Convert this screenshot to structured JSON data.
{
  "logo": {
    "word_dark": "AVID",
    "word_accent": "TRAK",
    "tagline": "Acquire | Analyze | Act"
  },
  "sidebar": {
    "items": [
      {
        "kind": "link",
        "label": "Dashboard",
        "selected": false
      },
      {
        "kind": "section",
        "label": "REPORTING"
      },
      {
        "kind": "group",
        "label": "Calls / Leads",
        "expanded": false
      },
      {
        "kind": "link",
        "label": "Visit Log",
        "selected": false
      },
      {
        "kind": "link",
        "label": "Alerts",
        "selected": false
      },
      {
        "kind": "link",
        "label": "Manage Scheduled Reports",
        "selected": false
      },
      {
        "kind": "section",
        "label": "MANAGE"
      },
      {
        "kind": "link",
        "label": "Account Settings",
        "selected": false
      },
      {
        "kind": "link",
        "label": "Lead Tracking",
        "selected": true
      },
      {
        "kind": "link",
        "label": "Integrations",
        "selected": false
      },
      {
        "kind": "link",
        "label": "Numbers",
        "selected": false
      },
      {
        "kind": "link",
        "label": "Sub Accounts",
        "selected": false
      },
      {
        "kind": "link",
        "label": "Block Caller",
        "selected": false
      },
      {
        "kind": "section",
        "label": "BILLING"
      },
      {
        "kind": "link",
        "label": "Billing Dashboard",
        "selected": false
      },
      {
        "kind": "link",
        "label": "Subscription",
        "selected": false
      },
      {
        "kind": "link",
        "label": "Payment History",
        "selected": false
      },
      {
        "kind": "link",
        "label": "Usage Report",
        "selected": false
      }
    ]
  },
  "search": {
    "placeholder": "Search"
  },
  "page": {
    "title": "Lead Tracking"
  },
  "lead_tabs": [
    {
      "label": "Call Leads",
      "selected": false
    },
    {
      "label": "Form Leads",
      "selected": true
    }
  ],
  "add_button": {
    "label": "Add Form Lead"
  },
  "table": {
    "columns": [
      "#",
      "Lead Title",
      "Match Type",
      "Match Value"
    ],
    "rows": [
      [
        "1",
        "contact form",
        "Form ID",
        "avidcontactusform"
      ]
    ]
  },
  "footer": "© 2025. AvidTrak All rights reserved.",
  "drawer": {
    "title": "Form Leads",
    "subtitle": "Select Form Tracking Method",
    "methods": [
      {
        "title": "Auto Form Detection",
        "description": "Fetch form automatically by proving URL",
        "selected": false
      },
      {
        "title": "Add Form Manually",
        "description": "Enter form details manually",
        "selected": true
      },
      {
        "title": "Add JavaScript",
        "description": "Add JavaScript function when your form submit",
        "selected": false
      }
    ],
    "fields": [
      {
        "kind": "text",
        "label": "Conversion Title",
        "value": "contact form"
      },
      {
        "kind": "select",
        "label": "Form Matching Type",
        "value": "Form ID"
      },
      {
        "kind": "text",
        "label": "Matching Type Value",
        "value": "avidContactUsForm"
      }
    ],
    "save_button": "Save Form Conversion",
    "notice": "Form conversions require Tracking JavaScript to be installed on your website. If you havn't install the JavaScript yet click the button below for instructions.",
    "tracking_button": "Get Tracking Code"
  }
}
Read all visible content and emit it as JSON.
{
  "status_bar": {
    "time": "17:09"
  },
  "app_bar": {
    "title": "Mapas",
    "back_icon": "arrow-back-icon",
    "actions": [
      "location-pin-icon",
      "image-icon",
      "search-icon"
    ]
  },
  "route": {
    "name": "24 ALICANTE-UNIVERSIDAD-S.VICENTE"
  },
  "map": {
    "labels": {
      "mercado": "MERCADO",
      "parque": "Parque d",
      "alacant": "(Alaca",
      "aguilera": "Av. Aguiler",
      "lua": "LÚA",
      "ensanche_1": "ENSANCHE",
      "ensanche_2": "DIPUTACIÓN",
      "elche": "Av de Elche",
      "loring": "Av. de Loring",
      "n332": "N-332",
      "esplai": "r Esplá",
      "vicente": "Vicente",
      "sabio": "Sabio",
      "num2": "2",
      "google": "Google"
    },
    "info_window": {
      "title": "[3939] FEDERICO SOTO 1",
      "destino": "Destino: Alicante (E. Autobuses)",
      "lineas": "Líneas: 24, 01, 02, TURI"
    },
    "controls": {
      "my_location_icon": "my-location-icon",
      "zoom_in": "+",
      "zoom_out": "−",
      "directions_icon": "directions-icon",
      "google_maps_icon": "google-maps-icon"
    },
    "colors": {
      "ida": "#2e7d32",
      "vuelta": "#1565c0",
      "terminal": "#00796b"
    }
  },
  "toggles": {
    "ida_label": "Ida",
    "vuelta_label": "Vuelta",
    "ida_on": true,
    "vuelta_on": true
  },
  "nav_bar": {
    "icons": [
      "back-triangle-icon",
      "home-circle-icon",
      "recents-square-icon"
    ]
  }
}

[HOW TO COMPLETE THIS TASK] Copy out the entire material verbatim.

[THE ANSWER]
Convert this screenshot to structured JSON data.
{
  "logo": {
    "word_dark": "AVID",
    "word_accent": "TRAK",
    "tagline": "Acquire | Analyze | Act"
  },
  "sidebar": {
    "items": [
      {
        "kind": "link",
        "label": "Dashboard",
        "selected": false
      },
      {
        "kind": "section",
        "label": "REPORTING"
      },
      {
        "kind": "group",
        "label": "Calls / Leads",
        "expanded": false
      },
      {
        "kind": "link",
        "label": "Visit Log",
        "selected": false
      },
      {
        "kind": "link",
        "label": "Alerts",
        "selected": false
      },
      {
        "kind": "link",
        "label": "Manage Scheduled Reports",
        "selected": false
      },
      {
        "kind": "section",
        "label": "MANAGE"
      },
      {
        "kind": "link",
        "label": "Account Settings",
        "selected": false
      },
      {
        "kind": "link",
        "label": "Lead Tracking",
        "selected": true
      },
      {
        "kind": "link",
        "label": "Integrations",
        "selected": false
      },
      {
        "kind": "link",
        "label": "Numbers",
        "selected": false
      },
      {
        "kind": "link",
        "label": "Sub Accounts",
        "selected": false
      },
      {
        "kind": "link",
        "label": "Block Caller",
        "selected": false
      },
      {
        "kind": "section",
        "label": "BILLING"
      },
      {
        "kind": "link",
        "label": "Billing Dashboard",
        "selected": false
      },
      {
        "kind": "link",
        "label": "Subscription",
        "selected": false
      },
      {
        "kind": "link",
        "label": "Payment History",
        "selected": false
      },
      {
        "kind": "link",
        "label": "Usage Report",
        "selected": false
      }
    ]
  },
  "search": {
    "placeholder": "Search"
  },
  "page": {
    "title": "Lead Tracking"
  },
  "lead_tabs": [
    {
      "label": "Call Leads",
      "selected": false
    },
    {
      "label": "Form Leads",
      "selected": true
    }
  ],
  "add_button": {
    "label": "Add Form Lead"
  },
  "table": {
    "columns": [
      "#",
      "Lead Title",
      "Match Type",
      "Match Value"
    ],
    "rows": [
      [
        "1",
        "contact form",
        "Form ID",
        "avidcontactusform"
      ]
    ]
  },
  "footer": "© 2025. AvidTrak All rights reserved.",
  "drawer": {
    "title": "Form Leads",
    "subtitle": "Select Form Tracking Method",
    "methods": [
      {
        "title": "Auto Form Detection",
        "description": "Fetch form automatically by proving URL",
        "selected": false
      },
      {
        "title": "Add Form Manually",
        "description": "Enter form details manually",
        "selected": true
      },
      {
        "title": "Add JavaScript",
        "description": "Add JavaScript function when your form submit",
        "selected": false
      }
    ],
    "fields": [
      {
        "kind": "text",
        "label": "Conversion Title",
        "value": "contact form"
      },
      {
        "kind": "select",
        "label": "Form Matching Type",
        "value": "Form ID"
      },
      {
        "kind": "text",
        "label": "Matching Type Value",
        "value": "avidContactUsForm"
      }
    ],
    "save_button": "Save Form Conversion",
    "notice": "Form conversions require Tracking JavaScript to be installed on your website. If you havn't install the JavaScript yet click the button below for instructions.",
    "tracking_button": "Get Tracking Code"
  }
}
Read all visible content and emit it as JSON.
{
  "status_bar": {
    "time": "17:09"
  },
  "app_bar": {
    "title": "Mapas",
    "back_icon": "arrow-back-icon",
    "actions": [
      "location-pin-icon",
      "image-icon",
      "search-icon"
    ]
  },
  "route": {
    "name": "24 ALICANTE-UNIVERSIDAD-S.VICENTE"
  },
  "map": {
    "labels": {
      "mercado": "MERCADO",
      "parque": "Parque d",
      "alacant": "(Alaca",
      "aguilera": "Av. Aguiler",
      "lua": "LÚA",
      "ensanche_1": "ENSANCHE",
      "ensanche_2": "DIPUTACIÓN",
      "elche": "Av de Elche",
      "loring": "Av. de Loring",
      "n332": "N-332",
      "esplai": "r Esplá",
      "vicente": "Vicente",
      "sabio": "Sabio",
      "num2": "2",
      "google": "Google"
    },
    "info_window": {
      "title": "[3939] FEDERICO SOTO 1",
      "destino": "Destino: Alicante (E. Autobuses)",
      "lineas": "Líneas: 24, 01, 02, TURI"
    },
    "controls": {
      "my_location_icon": "my-location-icon",
      "zoom_in": "+",
      "zoom_out": "−",
      "directions_icon": "directions-icon",
      "google_maps_icon": "google-maps-icon"
    },
    "colors": {
      "ida": "#2e7d32",
      "vuelta": "#1565c0",
      "terminal": "#00796b"
    }
  },
  "toggles": {
    "ida_label": "Ida",
    "vuelta_label": "Vuelta",
    "ida_on": true,
    "vuelta_on": true
  },
  "nav_bar": {
    "icons": [
      "back-triangle-icon",
      "home-circle-icon",
      "recents-square-icon"
    ]
  }
}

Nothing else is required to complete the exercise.